From the country that brought you genetically altered micropigs, comes another announcement that pushes the limits of gene editing. A Chinese team from Guangzhou Institutes of Biomedicine and Health recently presented the world with a pair of super-muscled beagles: Hercules and Tiangou.
Already other research groups have tweaked the genes of monkeys, goats, rabbits and even human embryonic cells using a relatively new technology called CRISPR—a system that uses enzymes to cut and paste select segments of DNA.
Using this method, researchers disabled the gene that codes for myostatin, a protein produced by muscle cells that actually blocks muscle growth. This mutation has cropped up on its own, without scientists wielding gene editing tools, in the beef cattle breed Belgian Blue, racing whippets and humans.

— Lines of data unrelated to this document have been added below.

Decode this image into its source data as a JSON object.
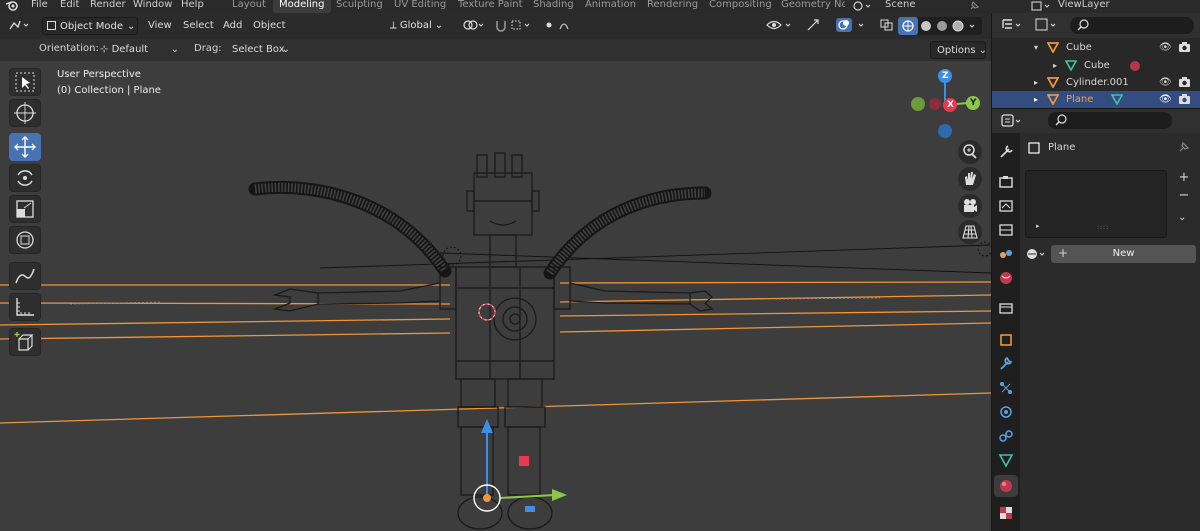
{
  "menu": {
    "file": "File",
    "edit": "Edit",
    "render": "Render",
    "window": "Window",
    "help": "Help"
  },
  "workspaces": [
    "Layout",
    "Modeling",
    "Sculpting",
    "UV Editing",
    "Texture Paint",
    "Shading",
    "Animation",
    "Rendering",
    "Compositing",
    "Geometry Noc"
  ],
  "active_workspace": "Modeling",
  "scene": "Scene",
  "view_layer": "ViewLayer",
  "viewport_header": {
    "mode": "Object Mode",
    "view": "View",
    "select": "Select",
    "add": "Add",
    "object": "Object",
    "transform_orientation": "Global"
  },
  "tool_settings": {
    "orientation_label": "Orientation:",
    "orientation_value": "Default",
    "drag_label": "Drag:",
    "drag_value": "Select Box",
    "options": "Options"
  },
  "overlay_text": {
    "perspective": "User Perspective",
    "collection": "(0) Collection | Plane"
  },
  "gizmo": {
    "z": "Z",
    "x": "X",
    "y": "Y"
  },
  "outliner": {
    "items": [
      {
        "name": "Cube",
        "type": "object",
        "selected": false
      },
      {
        "name": "Cube",
        "type": "mesh",
        "selected": false
      },
      {
        "name": "Cylinder.001",
        "type": "object",
        "selected": false
      },
      {
        "name": "Plane",
        "type": "object",
        "selected": true
      }
    ]
  },
  "properties": {
    "object_name": "Plane",
    "new_button": "New",
    "add": "+",
    "remove": "−",
    "dots": "::::"
  },
  "colors": {
    "accent": "#4772b3",
    "orange_wire": "#f0953a",
    "header": "#2b2b2b",
    "viewport": "#3d3d3d",
    "x_axis": "#e8394e",
    "y_axis": "#8cc64d",
    "z_axis": "#3d8ee8"
  }
}
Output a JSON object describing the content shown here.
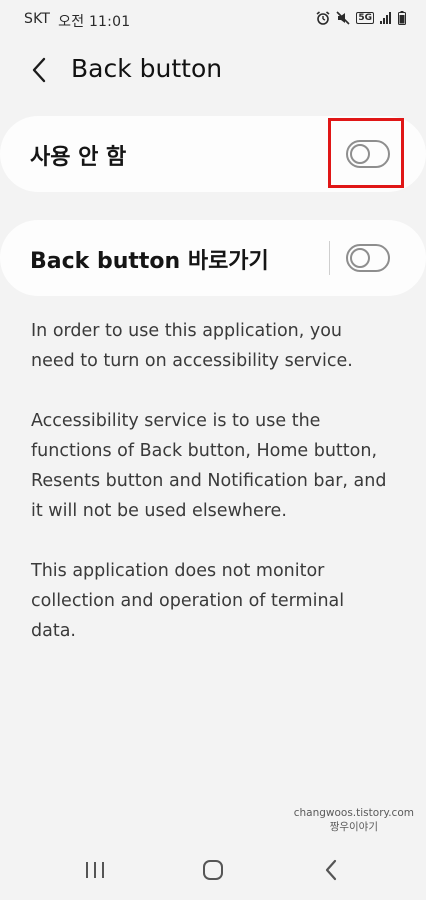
{
  "status_bar": {
    "carrier": "SKT",
    "time": "오전 11:01",
    "network_type": "5G",
    "icons": [
      "alarm-icon",
      "mute-icon",
      "network-5g-icon",
      "signal-icon",
      "battery-icon"
    ]
  },
  "app_bar": {
    "title": "Back button",
    "back_icon": "chevron-left-icon"
  },
  "settings": [
    {
      "label": "사용 안 함",
      "toggle_on": false
    },
    {
      "label": "Back button 바로가기",
      "toggle_on": false
    }
  ],
  "description": [
    "In order to use this application, you need to turn on accessibility service.",
    "Accessibility service is to use the functions of Back button, Home button, Resents button and Notification bar, and it will not be used elsewhere.",
    "This application does not monitor collection and operation of terminal data."
  ],
  "watermark": {
    "line1": "changwoos.tistory.com",
    "line2": "짱우이야기"
  },
  "nav_bar": {
    "icons": [
      "recents-icon",
      "home-icon",
      "back-icon"
    ]
  },
  "colors": {
    "background": "#f3f3f3",
    "card": "#fdfdfd",
    "highlight": "#e01616",
    "toggle_off": "#8e8e8e"
  }
}
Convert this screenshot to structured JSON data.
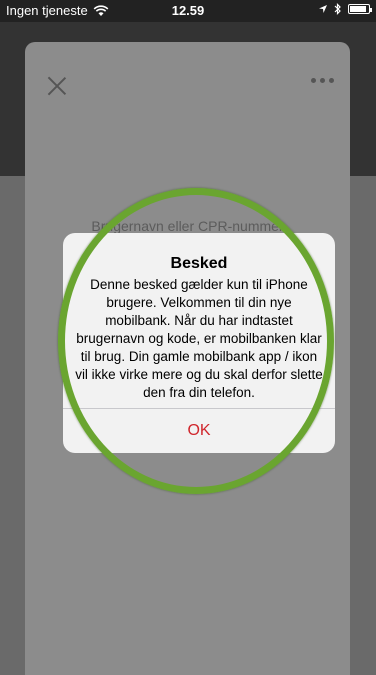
{
  "status_bar": {
    "carrier": "Ingen tjeneste",
    "time": "12.59",
    "icons": [
      "wifi-icon",
      "location-icon",
      "bluetooth-icon",
      "battery-icon"
    ]
  },
  "screen": {
    "field_placeholder": "Brugernavn eller CPR-nummer",
    "close_icon": "close-icon",
    "more_icon": "more-icon"
  },
  "alert": {
    "title": "Besked",
    "message": "Denne besked gælder kun til iPhone brugere. Velkommen til din nye mobilbank. Når du har indtastet brugernavn og kode, er mobilbanken klar til brug. Din gamle mobilbank app / ikon vil ikke virke mere og du skal derfor slette den fra din telefon.",
    "ok_label": "OK"
  },
  "colors": {
    "ok_text": "#d0262c",
    "highlight_ring": "#6aa530"
  }
}
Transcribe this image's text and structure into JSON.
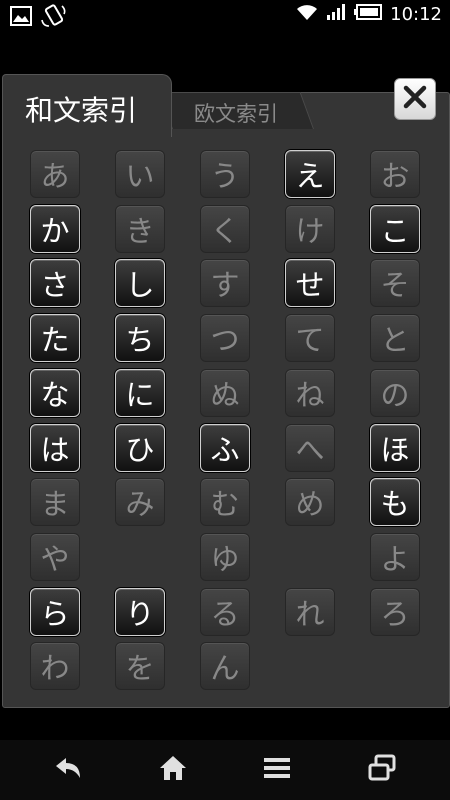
{
  "status_bar": {
    "time": "10:12",
    "icons": [
      "image-notification-icon",
      "screen-rotate-icon",
      "wifi-icon",
      "signal-icon",
      "battery-icon"
    ]
  },
  "tabs": {
    "active_label": "和文索引",
    "inactive_label": "欧文索引"
  },
  "close_label": "×",
  "kana_rows": [
    [
      {
        "k": "あ",
        "on": false
      },
      {
        "k": "い",
        "on": false
      },
      {
        "k": "う",
        "on": false
      },
      {
        "k": "え",
        "on": true
      },
      {
        "k": "お",
        "on": false
      }
    ],
    [
      {
        "k": "か",
        "on": true
      },
      {
        "k": "き",
        "on": false
      },
      {
        "k": "く",
        "on": false
      },
      {
        "k": "け",
        "on": false
      },
      {
        "k": "こ",
        "on": true
      }
    ],
    [
      {
        "k": "さ",
        "on": true
      },
      {
        "k": "し",
        "on": true
      },
      {
        "k": "す",
        "on": false
      },
      {
        "k": "せ",
        "on": true
      },
      {
        "k": "そ",
        "on": false
      }
    ],
    [
      {
        "k": "た",
        "on": true
      },
      {
        "k": "ち",
        "on": true
      },
      {
        "k": "つ",
        "on": false
      },
      {
        "k": "て",
        "on": false
      },
      {
        "k": "と",
        "on": false
      }
    ],
    [
      {
        "k": "な",
        "on": true
      },
      {
        "k": "に",
        "on": true
      },
      {
        "k": "ぬ",
        "on": false
      },
      {
        "k": "ね",
        "on": false
      },
      {
        "k": "の",
        "on": false
      }
    ],
    [
      {
        "k": "は",
        "on": true
      },
      {
        "k": "ひ",
        "on": true
      },
      {
        "k": "ふ",
        "on": true
      },
      {
        "k": "へ",
        "on": false
      },
      {
        "k": "ほ",
        "on": true
      }
    ],
    [
      {
        "k": "ま",
        "on": false
      },
      {
        "k": "み",
        "on": false
      },
      {
        "k": "む",
        "on": false
      },
      {
        "k": "め",
        "on": false
      },
      {
        "k": "も",
        "on": true
      }
    ],
    [
      {
        "k": "や",
        "on": false
      },
      null,
      {
        "k": "ゆ",
        "on": false
      },
      null,
      {
        "k": "よ",
        "on": false
      }
    ],
    [
      {
        "k": "ら",
        "on": true
      },
      {
        "k": "り",
        "on": true
      },
      {
        "k": "る",
        "on": false
      },
      {
        "k": "れ",
        "on": false
      },
      {
        "k": "ろ",
        "on": false
      }
    ],
    [
      {
        "k": "わ",
        "on": false
      },
      {
        "k": "を",
        "on": false
      },
      {
        "k": "ん",
        "on": false
      },
      null,
      null
    ]
  ],
  "nav": [
    "back-icon",
    "home-icon",
    "menu-icon",
    "recent-apps-icon"
  ],
  "colors": {
    "panel": "#353535",
    "key_active_text": "#ffffff",
    "key_inactive_text": "#888888"
  }
}
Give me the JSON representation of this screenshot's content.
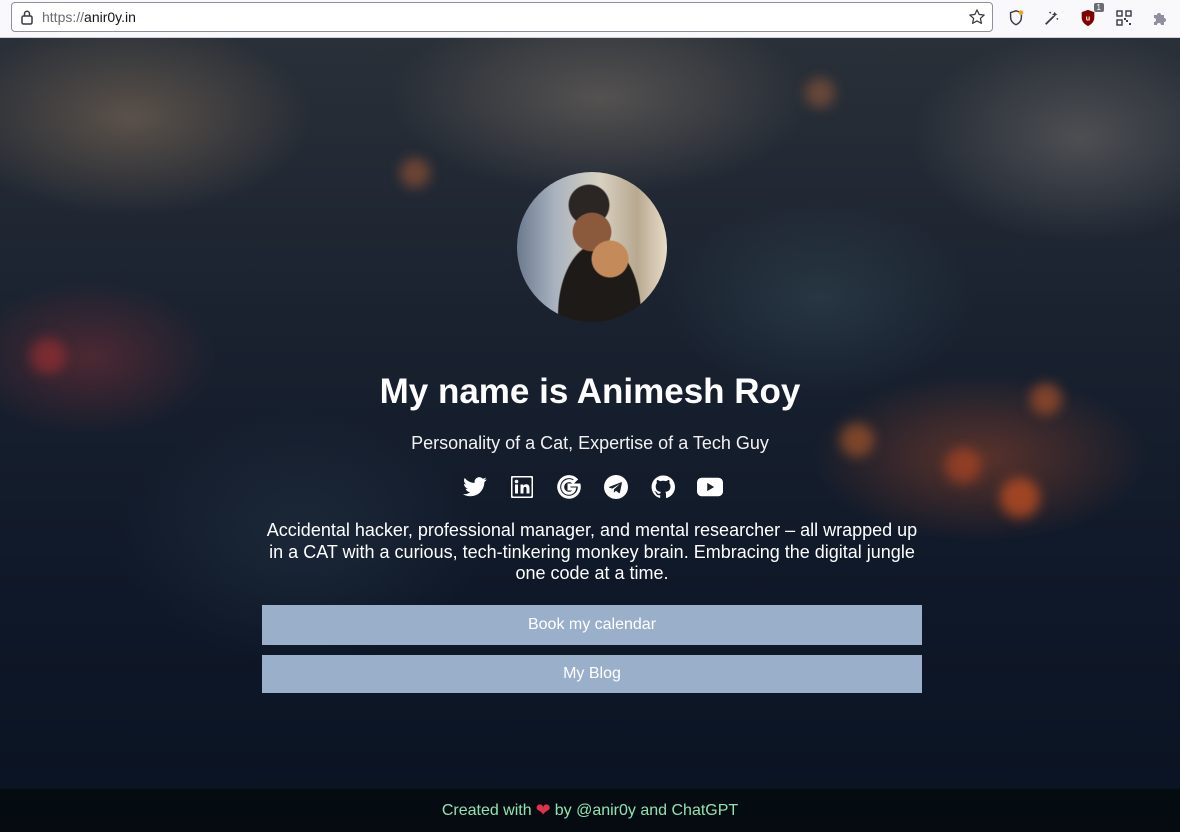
{
  "browser": {
    "url_protocol": "https://",
    "url_host": "anir0y.in",
    "extension_badge": "1"
  },
  "profile": {
    "name_heading": "My name is Animesh Roy",
    "tagline": "Personality of a Cat, Expertise of a Tech Guy",
    "bio": "Accidental hacker, professional manager, and mental researcher – all wrapped up in a CAT with a curious, tech-tinkering monkey brain. Embracing the digital jungle one code at a time."
  },
  "social_icons": [
    "twitter-icon",
    "linkedin-icon",
    "google-icon",
    "telegram-icon",
    "github-icon",
    "youtube-icon"
  ],
  "buttons": {
    "calendar": "Book my calendar",
    "blog": "My Blog"
  },
  "footer": {
    "prefix": "Created with",
    "suffix": "by @anir0y and ChatGPT"
  },
  "colors": {
    "button_bg": "#9aafc9",
    "footer_text": "#8fe3b0",
    "heart": "#e0314b"
  }
}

The team injected the gene editor system into 35 beagle embryos. Of the 27 puppies born, only two had the edited genes. Hercules has the mutation in most, but not all of his cells. Yet at four months, the changes were most evident in Tiangou—named for a mythological dog from Chinese legend that eats the sun during an eclipse—who sported more muscular thighs than her unedited sister, reports Tina Hesman Saey for Science News. But now at 14 months, both pups have packed on muscle.
The beagles have "more muscles and are expected to have stronger running ability, which is good for hunting, police (military) applications," one of the researchers Liangxue Lai tells Antonio Regalado of Technology Review. But the ultimate goal of this work is to raise animals with genetic alterations that mimic human diseases like Parkinson's, George Dvorsky reports for Gizmodo. Lai and colleagues published their work earlier this month in the Journal of Molecular and Cell Biology.
They don’t plan to create specialized pets, but that doesn’t mean other groups won’t try, reports Regalado for Technology Review. Given that another Chinese research group is selling genetically edited mini pigs, pets wouldn't be out of the realm of possibility.
While, the micropigs’ genes were tweaked using a different kind of gene editing enzyme, the CRISPR system is considered more powerful and precise. That means even more possibilities. Regalado writes:
[A]t least some researchers think that gene-edited dogs could put a furry, friendly face on the technology. In an interview this month, George Church, a professor at Harvard University who leads a large effort to employ CRISPR editing, said he thinks it will be possible to augment dogs by using DNA edits to make them live longer or simply make them smarter.
The low rate of success for the dogs (two out of 27 puppies) shows that the technology has a ways to go before designer pets are readily available. But the debate is already boiling over the ethics of such gene editing. And as the technology improves, that debate will only intensify.